Cillian Murphy joined his "Oppenheimer" co-stars in leaving the film's London premiere on Thursday night, July 13, as the Screen Actors Guild - American Federation of Television and Radio Artists (SAG-AFTRA) prepared to strike.
SAG-AFTRA’s National Board declared a strike, effective July 14 at 12:01 am Pacific time, and instructed all members to cease rendering all services and performing all work covered by TV/Theatrical Contracts.
With the strike imminent on Thursday, the London premiere of "Oppenheimer" was brought forward an hour. The film's stars, including Co Cork native Cillian Murphy, walked the red carpet at the Odeon Luxe in Leicester Square.
When asked about the impending strike, Murphy told Deadline on the red carpet: “I just stand by my colleagues, that really is all I have to say on that at this point.”
Fellow "Oppenheimer" star Kenneth Branagh told the PA news agency: “Everybody is working very hard to make sure it doesn’t happen, if it happens I stand in solidarity with our SAG members.
“We know it is a critical time at this point in the industry and the issues need to be addressed, difficult conversations, I know everybody is trying to get a fair deal, that is what’s required so we’ll support that.”
Co-star Emily Blunt told Deadline: "I think right now we are just sort of — I hope everyone makes a fair deal and we're here to just celebrate this movie.
"And if they call it [a strike], we’ll be leaving together as cast in unity with everyone."
When asked if they'll be "upping sticks," Blunt said: "We are gonna have to. We are gonna have to. We will see what happens.
"But right now, it’s a joy to be together.”
Later, speaking on stage ahead of the screening of the film, director Christopher Nolan said: “I have to acknowledge the work of our incredible cast, led by Cillian Murphy.
“The list is enormous — Robert Downey Jr, Matt Damon, Emily Blunt, Florence Pugh, Kenneth Branagh, Rami Malek and so many more.
"We have to acknowledge, you’ve seen them here earlier on the red carpet.
“Unfortunately, they are off to write their picket signs for what we believe to be an imminent strike by SAG, joining one of my guilds, the Writers Guild, in the struggle for fair wages for working members of their union.
"We support them."
As part of the strike, the guild's first against the film and television industry since 1980, some 160,000 union members have been instructed to withhold a number of services, including promotion and publicity services, likely impacting further "Oppenheimer" promotion before it arrives in the theaters on July 21.
Members of the union must not cross picket lines, SAG-AFTRA said.
According to the Los Angeles Times, SAG-AFTRA’s national board of directors voted unanimously to approve the strike after negotiations between the actors’ union and the major studios failed to reach an agreement on a new film and TV contract.
The SAG-AFTRA strike marks the first time in 63 years that both actors and writers have been on strike at the same time.

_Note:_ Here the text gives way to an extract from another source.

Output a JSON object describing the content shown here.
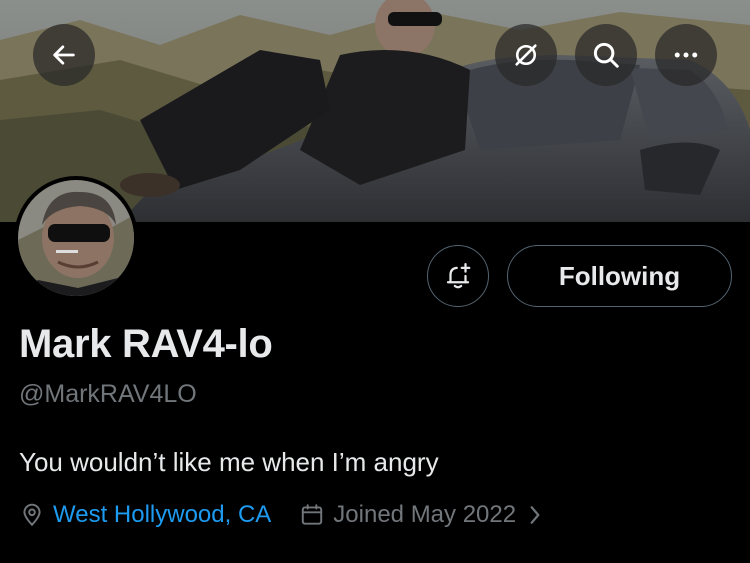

In a statement about the strike, the Alliance of Motion Picture and Television Producers (AMPTP) said its proposals included a "groundbreaking AI proposal" that would protect the likenesses of SAG-AFTRA members.
However, SAG-AFTRA lead negotiator Duncan Crabtree-Ireland said the proposal would result in background performers receiving just one day's pay in exchange for their likeness being used for the rest of eternity.
"This ‘groundbreaking’ AI proposal that they gave us yesterday, they proposed that our background performers should be able to be scanned, get one day’s pay, and their companies should own that scan, their image, their likeness and should be able to use it for the rest of eternity on any project they want, with no consent and no compensation," Crabtree-Ireland said at a press conference. "So if you think that’s a groundbreaking proposal, I suggest you think again."
Similar concerns about AI have been raised by the Writers Guild of America, who have been striking since May.
The WGA has called for the regulation of AI use, including a ban on AI writing or re-writing "library material". The WGA is also calling for a ban on the use of AI to generate source material for writers and a ban on the training of AI tools based on material written by guild writers.
The AMPTP has rejected the guild's proposals and has instead suggested yearly meetings "to discuss advancements in technology."